Here are some medication-free alternative therapies to consider:

Cognitive Behavioral Therapy

Cognitive behavioral therapy (CBT), talk therapy that helps you change patterns of thinking and combat negative thoughts, can help you feel more in in control and allow you to better focus on pain management. CBT can also reduce stress and make sleeping easier (crucial considering most chronic pain sufferers struggle with insomnia).

Mindfulness-based Meditation

This form of meditation involves focusing on breathing and bringing your mind’s attention to the present. In addition to helping reduce stress, it also helps focus the mind away from the pain, which is believed to reduce the processing of pain signals by the central nervous system. A 2016 study in the Journal of the American Medical Association showed that this form of meditation reduced the pain of people suffering from chronic back pain. It also can reduce insomnia.


During a biofeedback session, you will have electrode sensors attached to your skin that relay information about your response to stress—breathing, muscle contractions, temperature, heart rate—to a computer or other digital device. This information can be used to teach different management techniques.

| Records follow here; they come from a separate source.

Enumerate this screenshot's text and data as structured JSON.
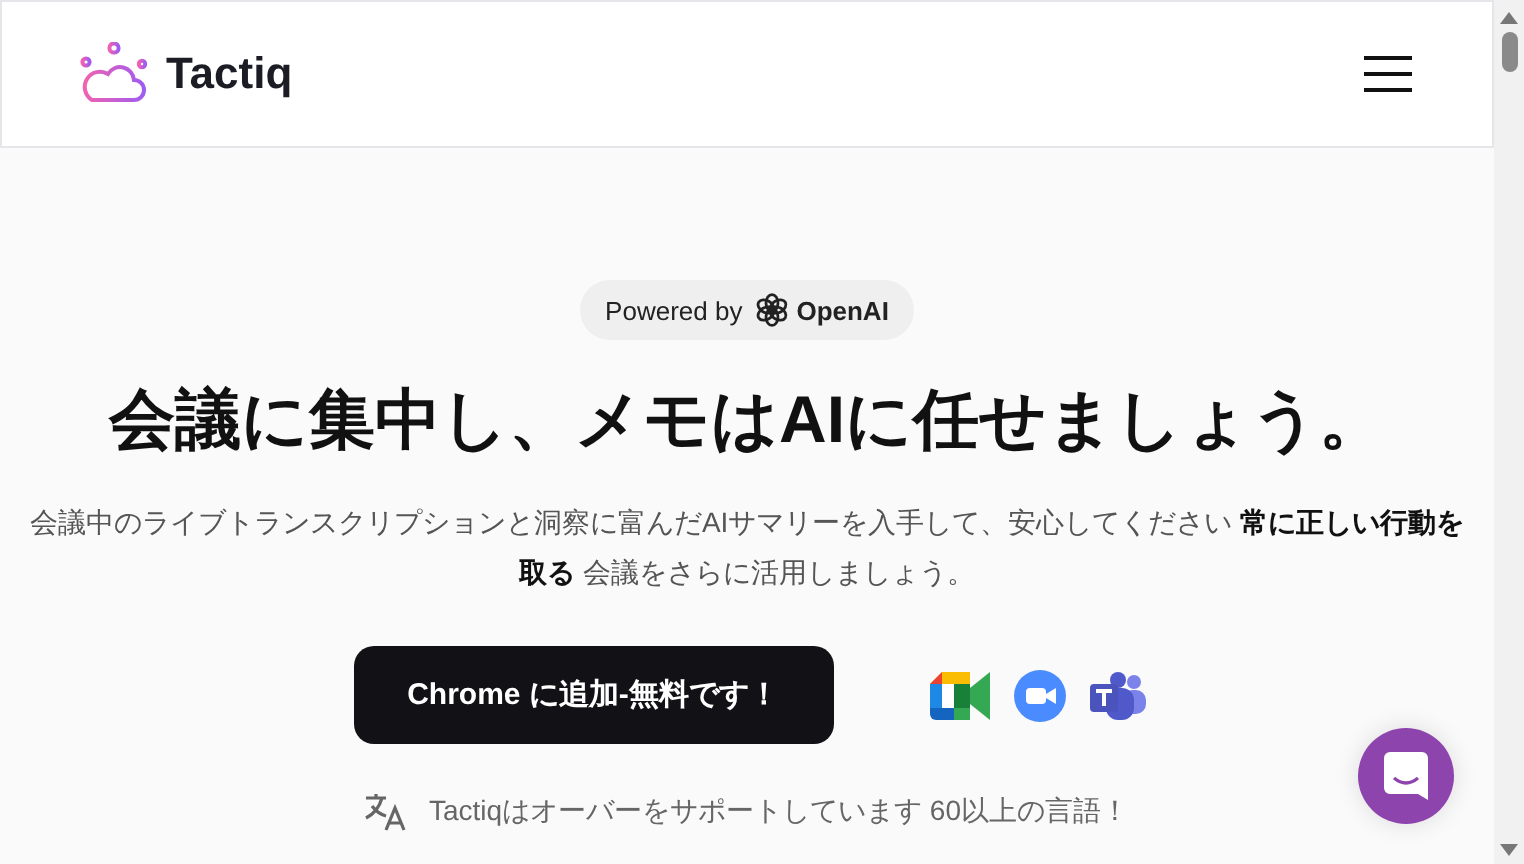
{
  "header": {
    "brand": "Tactiq"
  },
  "badge": {
    "prefix": "Powered by",
    "brand": "OpenAI"
  },
  "hero": {
    "title": "会議に集中し、メモはAIに任せましょう。",
    "subtitle": "会議中のライブトランスクリプションと洞察に富んだAIサマリーを入手して、安心してください **常に正しい行動を取る** 会議をさらに活用しましょう。"
  },
  "cta": {
    "label": "Chrome に追加-無料です！"
  },
  "languages": {
    "text": "Tactiqはオーバーをサポートしています 60以上の言語！"
  }
}
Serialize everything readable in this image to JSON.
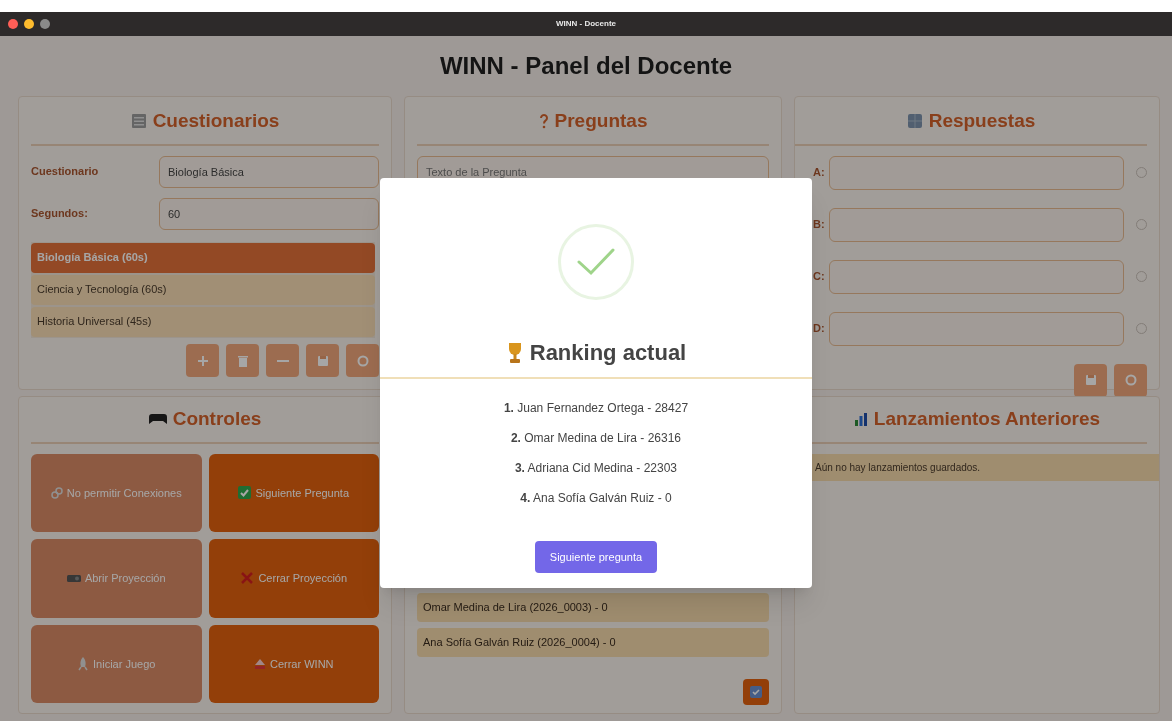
{
  "window": {
    "title": "WINN - Docente"
  },
  "header": "WINN - Panel del Docente",
  "cuestionarios": {
    "title": "Cuestionarios",
    "fields": [
      {
        "label": "Cuestionario",
        "value": "Biología Básica"
      },
      {
        "label": "Segundos:",
        "value": "60"
      }
    ],
    "items": [
      {
        "label": "Biología Básica (60s)",
        "selected": true
      },
      {
        "label": "Ciencia y Tecnología (60s)",
        "selected": false
      },
      {
        "label": "Historia Universal (45s)",
        "selected": false
      }
    ]
  },
  "preguntas": {
    "title": "Preguntas",
    "question_placeholder": "Texto de la Pregunta",
    "players": [
      "Omar Medina de Lira (2026_0003) - 0",
      "Ana Sofía Galván Ruiz (2026_0004) - 0"
    ]
  },
  "respuestas": {
    "title": "Respuestas",
    "answers": [
      {
        "label": "A:",
        "selected": false
      },
      {
        "label": "B:",
        "selected": false
      },
      {
        "label": "C:",
        "selected": false
      },
      {
        "label": "D:",
        "selected": false
      }
    ]
  },
  "controles": {
    "title": "Controles",
    "buttons": [
      {
        "kind": "connections",
        "label": "No permitir Conexiones",
        "disabled": true
      },
      {
        "kind": "next",
        "label": "Siguiente Pregunta",
        "disabled": false
      },
      {
        "kind": "open",
        "label": "Abrir Proyección",
        "disabled": true
      },
      {
        "kind": "close",
        "label": "Cerrar Proyección",
        "disabled": false
      },
      {
        "kind": "start",
        "label": "Iniciar Juego",
        "disabled": true
      },
      {
        "kind": "exit",
        "label": "Cerrar WINN",
        "disabled": false
      }
    ]
  },
  "lanzamientos": {
    "title": "Lanzamientos Anteriores",
    "empty_message": "Aún no hay lanzamientos guardados."
  },
  "modal": {
    "title": "Ranking actual",
    "ranking": [
      "**1.** Juan Fernandez Ortega - 28427",
      "**2.** Omar Medina de Lira - 26316",
      "**3.** Adriana Cid Medina - 22303",
      "**4.** Ana Sofía Galván Ruiz - 0"
    ],
    "button": "Siguiente pregunta"
  }
}
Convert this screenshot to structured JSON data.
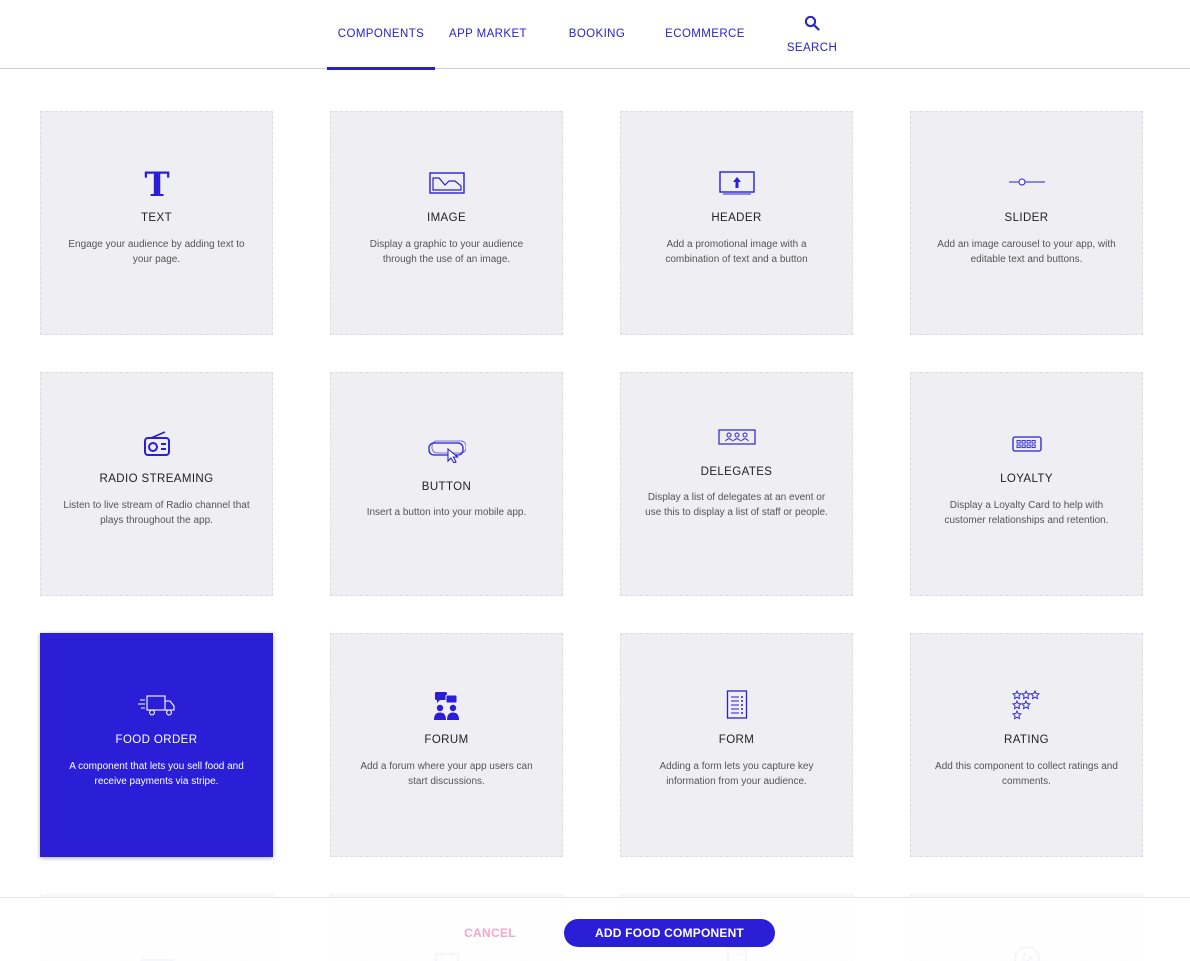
{
  "nav": {
    "tabs": [
      {
        "label": "COMPONENTS"
      },
      {
        "label": "APP MARKET"
      },
      {
        "label": "BOOKING"
      },
      {
        "label": "ECOMMERCE"
      },
      {
        "label": "SEARCH",
        "icon": "search-icon"
      }
    ],
    "active": "COMPONENTS"
  },
  "components": [
    {
      "title": "TEXT",
      "desc": "Engage your audience by adding text to your page.",
      "icon": "text-icon"
    },
    {
      "title": "IMAGE",
      "desc": "Display a graphic to your audience through the use of an image.",
      "icon": "image-icon"
    },
    {
      "title": "HEADER",
      "desc": "Add a promotional image with a combination of text and a button",
      "icon": "header-icon"
    },
    {
      "title": "SLIDER",
      "desc": "Add an image carousel to your app, with editable text and buttons.",
      "icon": "slider-icon"
    },
    {
      "title": "RADIO STREAMING",
      "desc": "Listen to live stream of Radio channel that plays throughout the app.",
      "icon": "radio-icon"
    },
    {
      "title": "BUTTON",
      "desc": "Insert a button into your mobile app.",
      "icon": "button-icon"
    },
    {
      "title": "DELEGATES",
      "desc": "Display a list of delegates at an event or use this to display a list of staff or people.",
      "icon": "delegates-icon"
    },
    {
      "title": "LOYALTY",
      "desc": "Display a Loyalty Card to help with customer relationships and retention.",
      "icon": "loyalty-card-icon"
    },
    {
      "title": "FOOD ORDER",
      "desc": "A component that lets you sell food and receive payments via stripe.",
      "icon": "delivery-truck-icon",
      "selected": true
    },
    {
      "title": "FORUM",
      "desc": "Add a forum where your app users can start discussions.",
      "icon": "forum-icon"
    },
    {
      "title": "FORM",
      "desc": "Adding a form lets you capture key information from your audience.",
      "icon": "form-icon"
    },
    {
      "title": "RATING",
      "desc": "Add this component to collect ratings and comments.",
      "icon": "rating-stars-icon"
    }
  ],
  "colors": {
    "accent": "#2a1fd6",
    "card_bg": "#efeff3",
    "cancel": "#f4a6cf"
  },
  "footer": {
    "cancel_label": "CANCEL",
    "add_label": "ADD FOOD COMPONENT"
  }
}
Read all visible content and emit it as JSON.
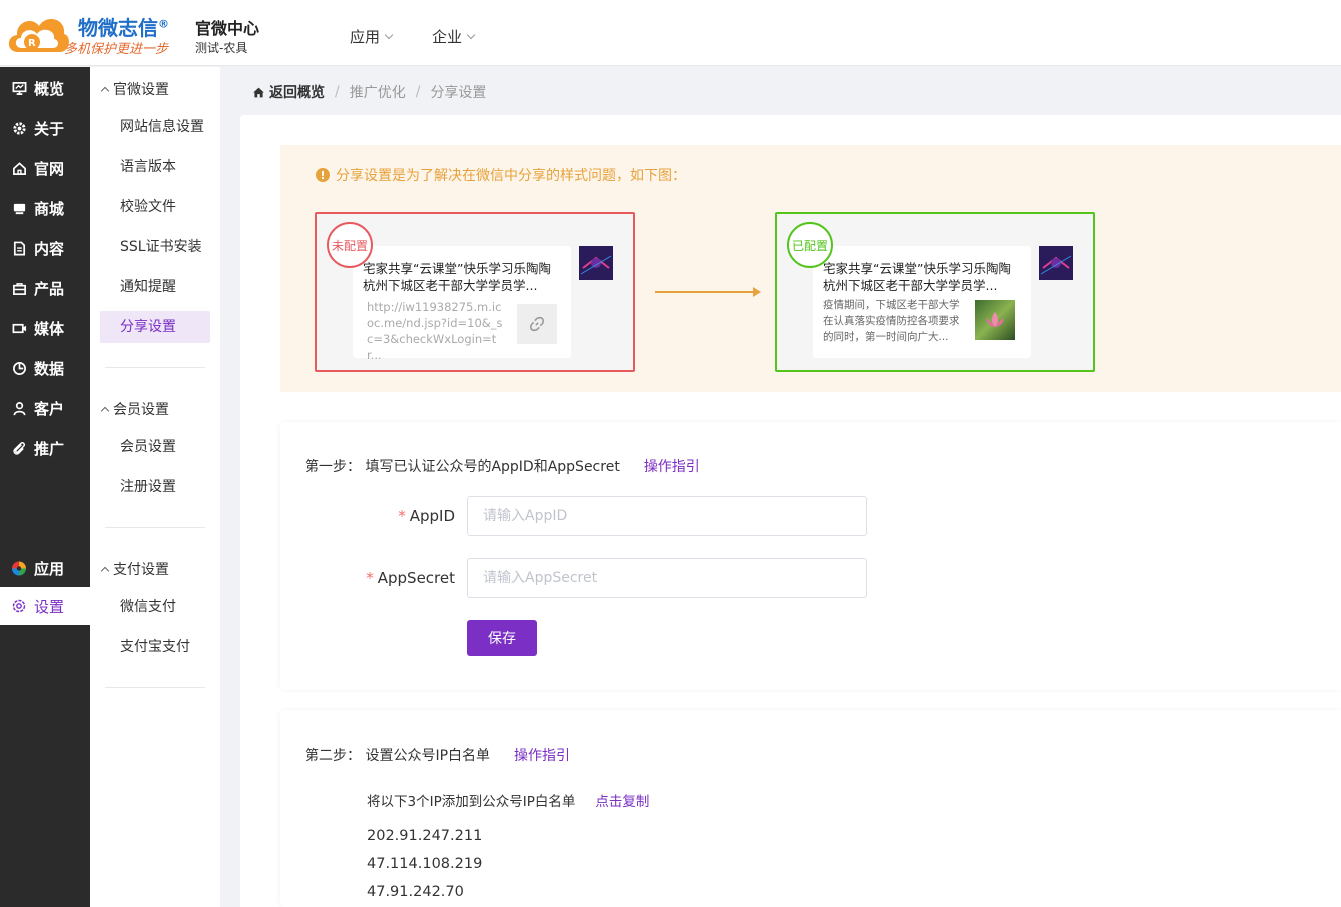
{
  "header": {
    "brand": "物微志信",
    "brand_mark": "®",
    "slogan": "多机保护更进一步",
    "center_title": "官微中心",
    "center_sub": "测试-农具",
    "nav": [
      {
        "label": "应用"
      },
      {
        "label": "企业"
      }
    ]
  },
  "sidebar": {
    "items": [
      {
        "label": "概览",
        "icon": "monitor-icon"
      },
      {
        "label": "关于",
        "icon": "gear-icon"
      },
      {
        "label": "官网",
        "icon": "home-icon"
      },
      {
        "label": "商城",
        "icon": "store-icon"
      },
      {
        "label": "内容",
        "icon": "document-icon"
      },
      {
        "label": "产品",
        "icon": "bag-icon"
      },
      {
        "label": "媒体",
        "icon": "video-icon"
      },
      {
        "label": "数据",
        "icon": "chart-pie-icon"
      },
      {
        "label": "客户",
        "icon": "user-icon"
      },
      {
        "label": "推广",
        "icon": "paperclip-icon"
      },
      {
        "label": "应用",
        "icon": "color-wheel-icon"
      },
      {
        "label": "设置",
        "icon": "settings-icon"
      }
    ]
  },
  "subnav": {
    "groups": [
      {
        "title": "官微设置",
        "items": [
          "网站信息设置",
          "语言版本",
          "校验文件",
          "SSL证书安装",
          "通知提醒",
          "分享设置"
        ]
      },
      {
        "title": "会员设置",
        "items": [
          "会员设置",
          "注册设置"
        ]
      },
      {
        "title": "支付设置",
        "items": [
          "微信支付",
          "支付宝支付"
        ]
      }
    ]
  },
  "breadcrumb": {
    "home": "返回概览",
    "sep": "/",
    "items": [
      "推广优化",
      "分享设置"
    ]
  },
  "notice": {
    "icon": "!",
    "text": "分享设置是为了解决在微信中分享的样式问题，如下图：",
    "bad_stamp": "未配置",
    "good_stamp": "已配置",
    "card_title": "宅家共享“云课堂”快乐学习乐陶陶杭州下城区老干部大学学员学...",
    "bad_url": "http://iw11938275.m.icoc.me/nd.jsp?id=10&_sc=3&checkWxLogin=tr...",
    "good_desc": "疫情期间，下城区老干部大学在认真落实疫情防控各项要求的同时，第一时间向广大..."
  },
  "step1": {
    "title": "第一步：  填写已认证公众号的AppID和AppSecret",
    "guide": "操作指引",
    "required_mark": "*",
    "appid_label": "AppID",
    "appid_placeholder": "请输入AppID",
    "appid_value": "",
    "secret_label": "AppSecret",
    "secret_placeholder": "请输入AppSecret",
    "secret_value": "",
    "save": "保存"
  },
  "step2": {
    "title": "第二步：  设置公众号IP白名单",
    "guide": "操作指引",
    "hint": "将以下3个IP添加到公众号IP白名单",
    "copy": "点击复制",
    "ips": [
      "202.91.247.211",
      "47.114.108.219",
      "47.91.242.70"
    ]
  },
  "colors": {
    "accent": "#7b2fc4",
    "warning": "#e6a23c",
    "danger": "#e8595f",
    "success": "#52c41a",
    "sidebar_bg": "#2b2b2b"
  }
}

Acupuncture and Acupressure

Though their value in treating chronic pain has been debated, some studies have shown that the ancient Chinese practice of inserting needles and/or applying pressure to specific points on the body (to stimulate the body’s natural energy flow and release endorphins) can be beneficial for relieving chronic neck and back pain, headaches and arthritis. Moreover, these treatments have little to no risks or side effects. My rule of thumb is to give acupuncture or acupressure three or four sessions to see if it is effective for you.

Chiropractic or Osteopathic Manipulation

Chiropractic medicine is concerned with the relationship between the body’s structure and function. Practitioners perform adjustments (manipulations) to the spine or other parts of the body to correct issues with alignment. Some people have found it to be very helpful in alleviating neck pain, joint pain, fibromyalgia and even headaches. Osteopathic physicians are also trained to do these manipulations.

Massage Therapy

Massage therapy can help reduce all kinds of muscle and tissue pain. Though it has been deemed a safe treatment method, one downside is that massage therapy usually is not covered by insurance. If you decide to try it, make sure your therapist is licensed and certified by a national organization such as the American Massage Therapy Association.

Physical Therapy

I once heard a patient refer to physical therapy as “pain and torture,” but it doesn’t have to be that way. Physical therapists try to address the cause of the pain as well as the pain itself. They will likely recommend exercises and stretches that you can do at home, as well as treat the source of your pain with ultrasounds, heat or ice. Ask your doctor for their physical therapist recommendation.


A Transcutaneous Electrical Nerve Stimulation (TENS) unit, a small battery-operated device that you can buy at a drugstore, delivers an electric current to the area where you’re feeling pain via electrodes attached to your skin. These electric pulses create a tingling sensation. They are believed to stimulate the production of endorphins and to stop pain signals from reaching the brain. They are a safe, alternative treatment for many, but should be avoided during pregnancy.

The National Fibromyalgia and Chronic Pain Association and the U.S. Pain Foundation both have detailed information about treating and coping with chronic pain for those interested in learning more.

Photo courtesy of Kaiser Permanente

Prashanth Mally, M.D., is a board-certified anesthesiologist and interventional pain management physician with the Mid-Atlantic Permanente Medical Group in the Washington, D.C., area. He sees patients in the Kaiser Permanente Tysons Corner Medical Center.